Page and application data records:
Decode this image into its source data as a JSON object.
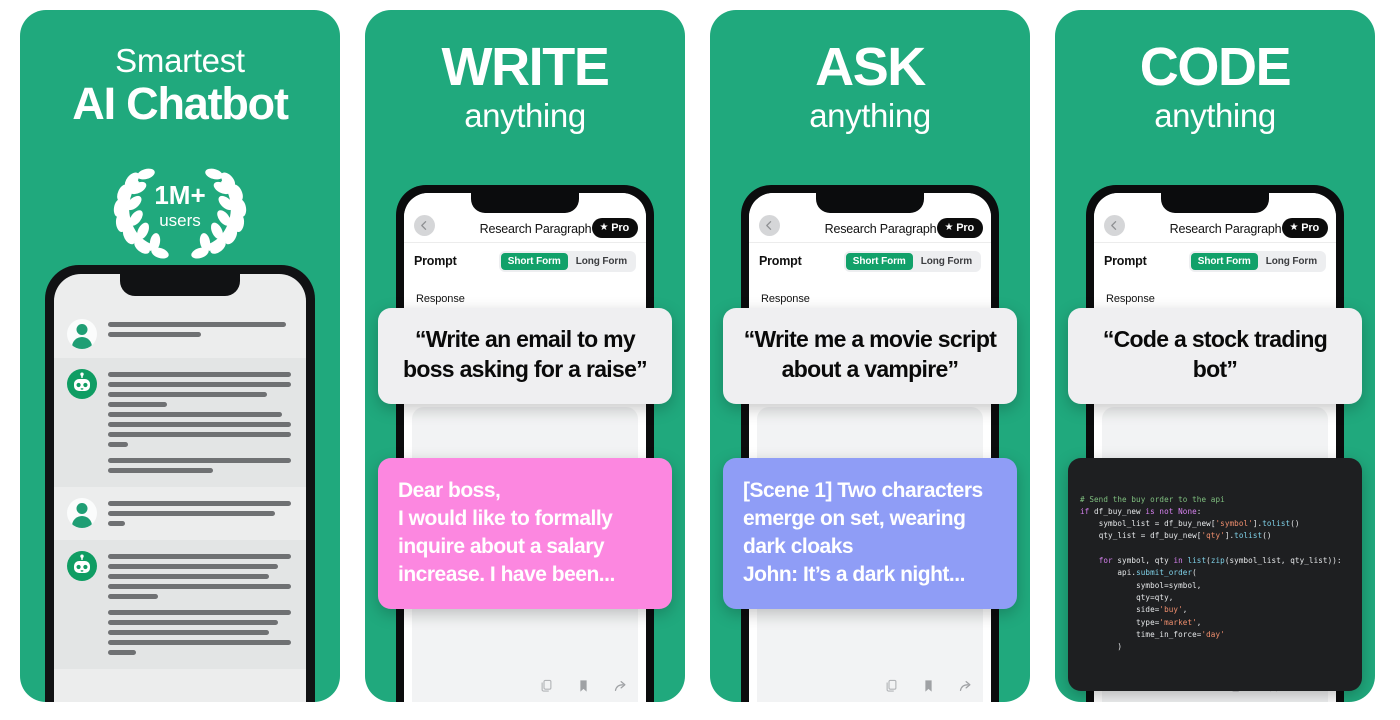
{
  "panels": [
    {
      "id": "panel-1",
      "headline_small": "Smartest",
      "headline_big": "AI Chatbot",
      "badge": {
        "number": "1M+",
        "label": "users"
      }
    },
    {
      "id": "panel-2",
      "headline_caps": "WRITE",
      "headline_sub": "anything",
      "app": {
        "title": "Research Paragraph",
        "pro_label": "Pro",
        "pro_star": "★",
        "prompt_label": "Prompt",
        "segments": [
          "Short Form",
          "Long Form"
        ],
        "selected_segment": "Short Form",
        "response_label": "Response"
      },
      "prompt_bubble": "“Write an email to my boss asking for a raise”",
      "answer_bubble": "Dear boss,\nI would like to formally inquire about a salary increase. I have been...",
      "answer_color": "#fc87e0",
      "actions": [
        "copy-icon",
        "bookmark-icon",
        "share-icon"
      ]
    },
    {
      "id": "panel-3",
      "headline_caps": "ASK",
      "headline_sub": "anything",
      "app": {
        "title": "Research Paragraph",
        "pro_label": "Pro",
        "pro_star": "★",
        "prompt_label": "Prompt",
        "segments": [
          "Short Form",
          "Long Form"
        ],
        "selected_segment": "Short Form",
        "response_label": "Response"
      },
      "prompt_bubble": "“Write me a movie script about a vampire”",
      "answer_bubble": "[Scene 1] Two characters emerge on set, wearing dark cloaks\nJohn: It’s a dark night...",
      "answer_color": "#8f9df6",
      "actions": [
        "copy-icon",
        "bookmark-icon",
        "share-icon"
      ]
    },
    {
      "id": "panel-4",
      "headline_caps": "CODE",
      "headline_sub": "anything",
      "app": {
        "title": "Research Paragraph",
        "pro_label": "Pro",
        "pro_star": "★",
        "prompt_label": "Prompt",
        "segments": [
          "Short Form",
          "Long Form"
        ],
        "selected_segment": "Short Form",
        "response_label": "Response"
      },
      "prompt_bubble": "“Code a stock trading bot”",
      "code_lines": [
        "# Send the buy order to the api",
        "if df_buy_new is not None:",
        "    symbol_list = df_buy_new['symbol'].tolist()",
        "    qty_list = df_buy_new['qty'].tolist()",
        "",
        "    for symbol, qty in list(zip(symbol_list, qty_list)):",
        "        api.submit_order(",
        "            symbol=symbol,",
        "            qty=qty,",
        "            side='buy',",
        "            type='market',",
        "            time_in_force='day'",
        "        )"
      ],
      "actions": [
        "copy-icon",
        "bookmark-icon",
        "share-icon"
      ]
    }
  ],
  "colors": {
    "brand_green": "#20a97d",
    "accent_green": "#12a16a",
    "pink": "#fc87e0",
    "blue": "#8f9df6",
    "code_bg": "#1e1f21",
    "dark": "#0b0c0d"
  }
}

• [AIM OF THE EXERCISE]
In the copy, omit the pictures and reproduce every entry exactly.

• [RESPONSE BOX]
Decode this image into its source data as a JSON object.
{
  "panels": [
    {
      "id": "panel-1",
      "headline_small": "Smartest",
      "headline_big": "AI Chatbot",
      "badge": {
        "number": "1M+",
        "label": "users"
      }
    },
    {
      "id": "panel-2",
      "headline_caps": "WRITE",
      "headline_sub": "anything",
      "app": {
        "title": "Research Paragraph",
        "pro_label": "Pro",
        "pro_star": "★",
        "prompt_label": "Prompt",
        "segments": [
          "Short Form",
          "Long Form"
        ],
        "selected_segment": "Short Form",
        "response_label": "Response"
      },
      "prompt_bubble": "“Write an email to my boss asking for a raise”",
      "answer_bubble": "Dear boss,\nI would like to formally inquire about a salary increase. I have been...",
      "answer_color": "#fc87e0",
      "actions": [
        "copy-icon",
        "bookmark-icon",
        "share-icon"
      ]
    },
    {
      "id": "panel-3",
      "headline_caps": "ASK",
      "headline_sub": "anything",
      "app": {
        "title": "Research Paragraph",
        "pro_label": "Pro",
        "pro_star": "★",
        "prompt_label": "Prompt",
        "segments": [
          "Short Form",
          "Long Form"
        ],
        "selected_segment": "Short Form",
        "response_label": "Response"
      },
      "prompt_bubble": "“Write me a movie script about a vampire”",
      "answer_bubble": "[Scene 1] Two characters emerge on set, wearing dark cloaks\nJohn: It’s a dark night...",
      "answer_color": "#8f9df6",
      "actions": [
        "copy-icon",
        "bookmark-icon",
        "share-icon"
      ]
    },
    {
      "id": "panel-4",
      "headline_caps": "CODE",
      "headline_sub": "anything",
      "app": {
        "title": "Research Paragraph",
        "pro_label": "Pro",
        "pro_star": "★",
        "prompt_label": "Prompt",
        "segments": [
          "Short Form",
          "Long Form"
        ],
        "selected_segment": "Short Form",
        "response_label": "Response"
      },
      "prompt_bubble": "“Code a stock trading bot”",
      "code_lines": [
        "# Send the buy order to the api",
        "if df_buy_new is not None:",
        "    symbol_list = df_buy_new['symbol'].tolist()",
        "    qty_list = df_buy_new['qty'].tolist()",
        "",
        "    for symbol, qty in list(zip(symbol_list, qty_list)):",
        "        api.submit_order(",
        "            symbol=symbol,",
        "            qty=qty,",
        "            side='buy',",
        "            type='market',",
        "            time_in_force='day'",
        "        )"
      ],
      "actions": [
        "copy-icon",
        "bookmark-icon",
        "share-icon"
      ]
    }
  ],
  "colors": {
    "brand_green": "#20a97d",
    "accent_green": "#12a16a",
    "pink": "#fc87e0",
    "blue": "#8f9df6",
    "code_bg": "#1e1f21",
    "dark": "#0b0c0d"
  }
}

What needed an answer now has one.